### [Data]
Start of Block
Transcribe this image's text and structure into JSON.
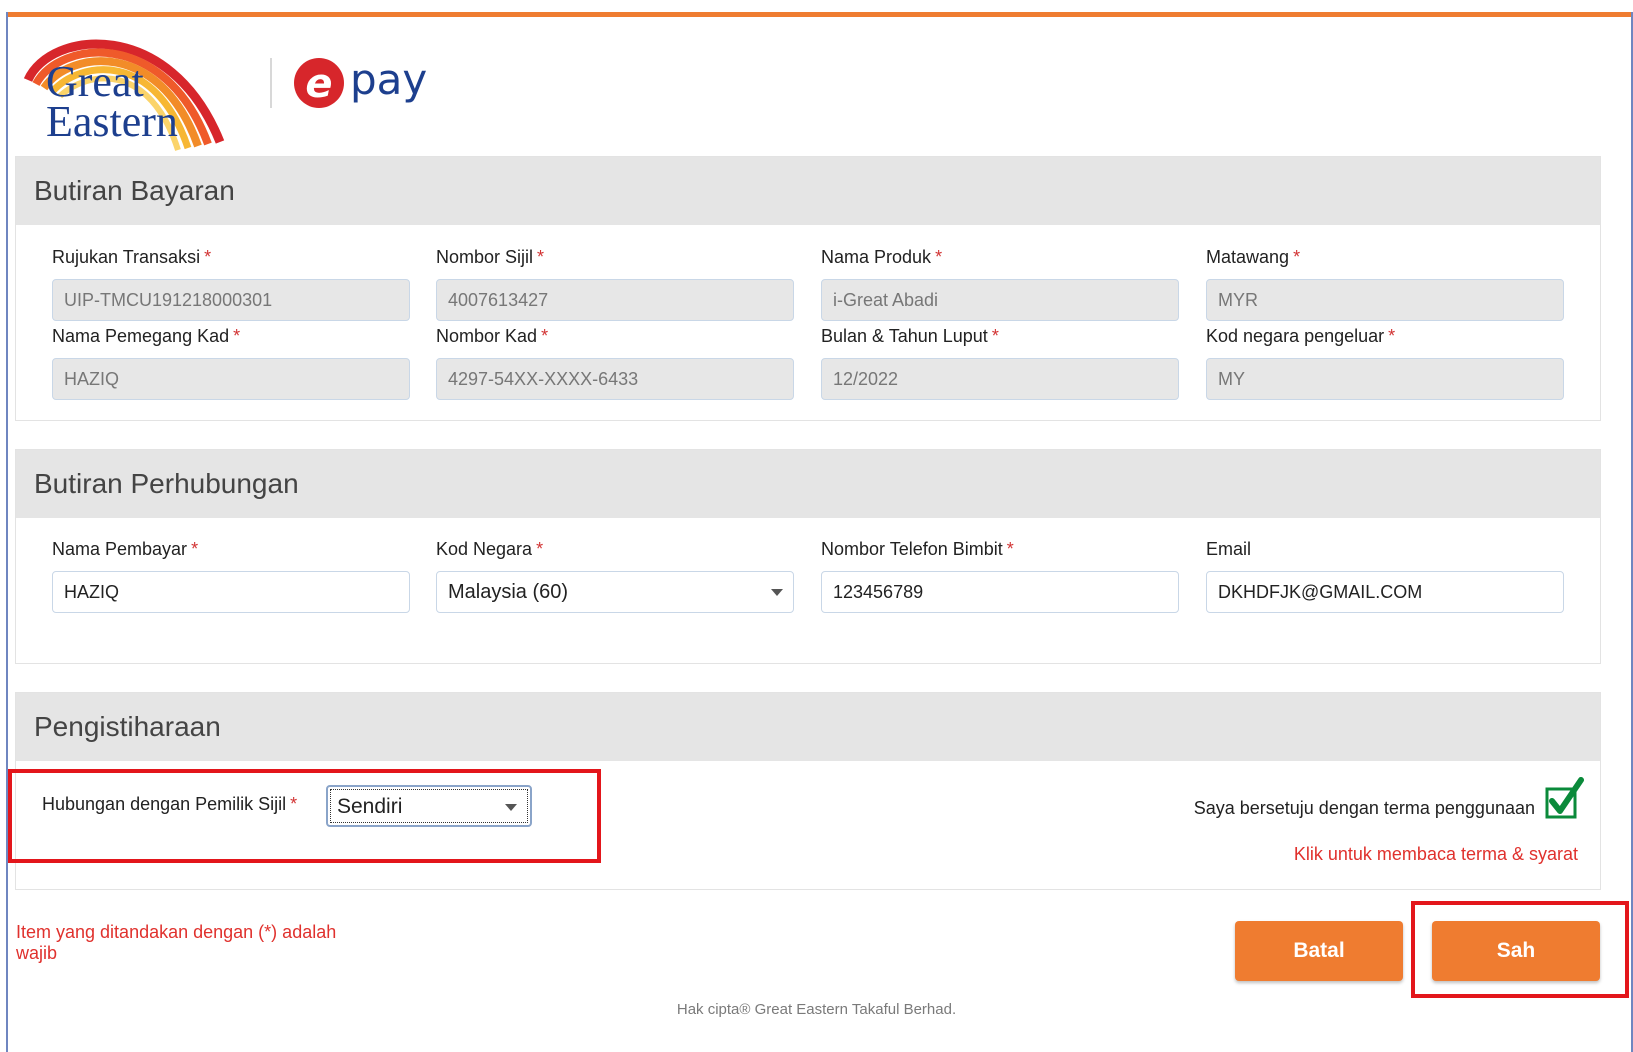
{
  "brand": {
    "logo_line1": "Great",
    "logo_line2": "Eastern",
    "epay_mark": "e",
    "epay_text": "pay",
    "colors": {
      "accent": "#ef7c30",
      "brand_blue": "#1d3f8e",
      "epay_red": "#d7262b",
      "required": "#d23333"
    }
  },
  "payment_details": {
    "title": "Butiran Bayaran",
    "fields": [
      {
        "label": "Rujukan Transaksi",
        "value": "UIP-TMCU191218000301"
      },
      {
        "label": "Nombor Sijil",
        "value": "4007613427"
      },
      {
        "label": "Nama Produk",
        "value": "i-Great Abadi"
      },
      {
        "label": "Matawang",
        "value": "MYR"
      },
      {
        "label": "Nama Pemegang Kad",
        "value": "HAZIQ"
      },
      {
        "label": "Nombor Kad",
        "value": "4297-54XX-XXXX-6433"
      },
      {
        "label": "Bulan & Tahun Luput",
        "value": "12/2022"
      },
      {
        "label": "Kod negara pengeluar",
        "value": "MY"
      }
    ]
  },
  "contact_details": {
    "title": "Butiran Perhubungan",
    "fields": [
      {
        "label": "Nama Pembayar",
        "value": "HAZIQ"
      },
      {
        "label": "Kod Negara",
        "value": "Malaysia (60)"
      },
      {
        "label": "Nombor Telefon Bimbit",
        "value": "123456789"
      },
      {
        "label": "Email",
        "value": "DKHDFJK@GMAIL.COM"
      }
    ]
  },
  "declaration": {
    "title": "Pengistiharaan",
    "relationship_label": "Hubungan dengan Pemilik Sijil",
    "relationship_value": "Sendiri",
    "agree_text": "Saya bersetuju dengan terma penggunaan",
    "terms_link": "Klik untuk membaca terma & syarat"
  },
  "required_marker": "*",
  "mandatory_note": "Item yang ditandakan dengan (*) adalah wajib",
  "buttons": {
    "cancel": "Batal",
    "submit": "Sah"
  },
  "footer": {
    "copyright": "Hak cipta® Great Eastern Takaful Berhad."
  }
}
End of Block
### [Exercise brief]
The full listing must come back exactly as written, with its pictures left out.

### [Exercise output]
Transcribe this image's text and structure into JSON.
{
  "brand": {
    "logo_line1": "Great",
    "logo_line2": "Eastern",
    "epay_mark": "e",
    "epay_text": "pay",
    "colors": {
      "accent": "#ef7c30",
      "brand_blue": "#1d3f8e",
      "epay_red": "#d7262b",
      "required": "#d23333"
    }
  },
  "payment_details": {
    "title": "Butiran Bayaran",
    "fields": [
      {
        "label": "Rujukan Transaksi",
        "value": "UIP-TMCU191218000301"
      },
      {
        "label": "Nombor Sijil",
        "value": "4007613427"
      },
      {
        "label": "Nama Produk",
        "value": "i-Great Abadi"
      },
      {
        "label": "Matawang",
        "value": "MYR"
      },
      {
        "label": "Nama Pemegang Kad",
        "value": "HAZIQ"
      },
      {
        "label": "Nombor Kad",
        "value": "4297-54XX-XXXX-6433"
      },
      {
        "label": "Bulan & Tahun Luput",
        "value": "12/2022"
      },
      {
        "label": "Kod negara pengeluar",
        "value": "MY"
      }
    ]
  },
  "contact_details": {
    "title": "Butiran Perhubungan",
    "fields": [
      {
        "label": "Nama Pembayar",
        "value": "HAZIQ"
      },
      {
        "label": "Kod Negara",
        "value": "Malaysia (60)"
      },
      {
        "label": "Nombor Telefon Bimbit",
        "value": "123456789"
      },
      {
        "label": "Email",
        "value": "DKHDFJK@GMAIL.COM"
      }
    ]
  },
  "declaration": {
    "title": "Pengistiharaan",
    "relationship_label": "Hubungan dengan Pemilik Sijil",
    "relationship_value": "Sendiri",
    "agree_text": "Saya bersetuju dengan terma penggunaan",
    "terms_link": "Klik untuk membaca terma & syarat"
  },
  "required_marker": "*",
  "mandatory_note": "Item yang ditandakan dengan (*) adalah wajib",
  "buttons": {
    "cancel": "Batal",
    "submit": "Sah"
  },
  "footer": {
    "copyright": "Hak cipta® Great Eastern Takaful Berhad."
  }
}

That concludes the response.